Paris bookseller Christophe Champion, at bookshop Faustroll, brought the documents to market this weekend, to coincide with the International Rare Book & Fine Art Fair 2020 (Salon International du Livre Rare & de l'Objet d'Art 2020) taking place at the Grand Palais from September 17-20.
The bundle is being sold for €60,000.
The letters are thought to be between Mr Saint-Exupéry - aviator and famous author - and a “mystery” American woman, named Jane Lawton, a woman who worked for the Walt Disney company, but about whom not much more is known.
The letters make reference to “an angel feather”, and talk of “memories of a gramophone playing sad songs, honey-coloured whisky, and of perhaps-shared friendship...a memory I have kept”.
The "angel feather" may have referred to a golden feather that Mr Saint-Exupéry kept after his first evening with Jane, which may have come from her hat or outfit, said Mr Champion.
The two are said to have met in 1938 or 1939 in New York, while the writer was in the United States, and his marriage to wife Consuelo was said to be “up and down”. The author dedicated his award-winning book, Terre des Hommes, to a “Jane Lawton...with the certainty of seeing her again, because as mankind’s Earth is round, we cannot lose ourselves too far”.
Later letters suggest that Mr Saint-Exupéry later visited New York again after the publication of his book Pilote de Guerre, and a telegram from 1940 reads: “...If I told you that I was not only coming [to New York] for my book, you will laugh…but it’s true”.
Jane Lawton, dite "Plume d'ange" par Antoine de Saint-Exupéry. Personnage jusqu'ici inconnu, mais qui compta dans les dernières années de l'écrivain (photo: librairie Faustroll) https://t.co/FKSfvPbA2k #AFP pic.twitter.com/zAyoVSdvGs— Hugues Honoré (@hhonore) September 18, 2020
The author is later thought to have given Ms Lawton a rare and specially-printed original edition of one of his books, with a double-page illustration spread by the artist - and Mr Saint-Exupéry’s good friend - Bernard Lamotte.
Ms Lawton would later write a three-page synopsis of Mr Saint-Exupéry’s much-loved children’s book Le Petit Prince - which he largely wrote in New York - one year after the pilot’s disappearance, perhaps as a possible film adaptation proposal of his famous book.
Bookseller Mr Champion told newspaper Le Figaro: “It seems to be an intimate relationship, which appears to intensify with each letter, and when he keeps a copy of Pilote de Guerre on precious paper with a printed dedication, that is a sign. A writer would keep such things for very close friends. That is a considered gesture.”
The sale of the letters comes 10 years after auction house Christie’s sold a long letter by Mr Saint-Exupéry, apparently to Ms Lawton, although her name does not appear. The letter read: “Many things touch me about you.”

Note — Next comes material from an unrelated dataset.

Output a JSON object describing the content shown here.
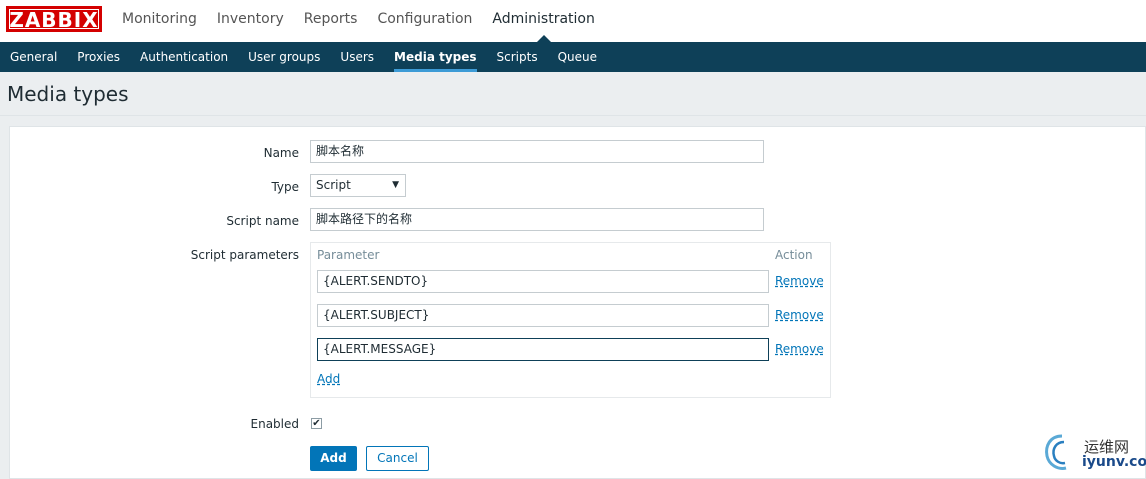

Mr Saint-Exupéry disappeared without a trace during a flight near Marseille in 1944, and later discoveries of parts of his plane and belongings suggest he died after his plane crashed into the sea.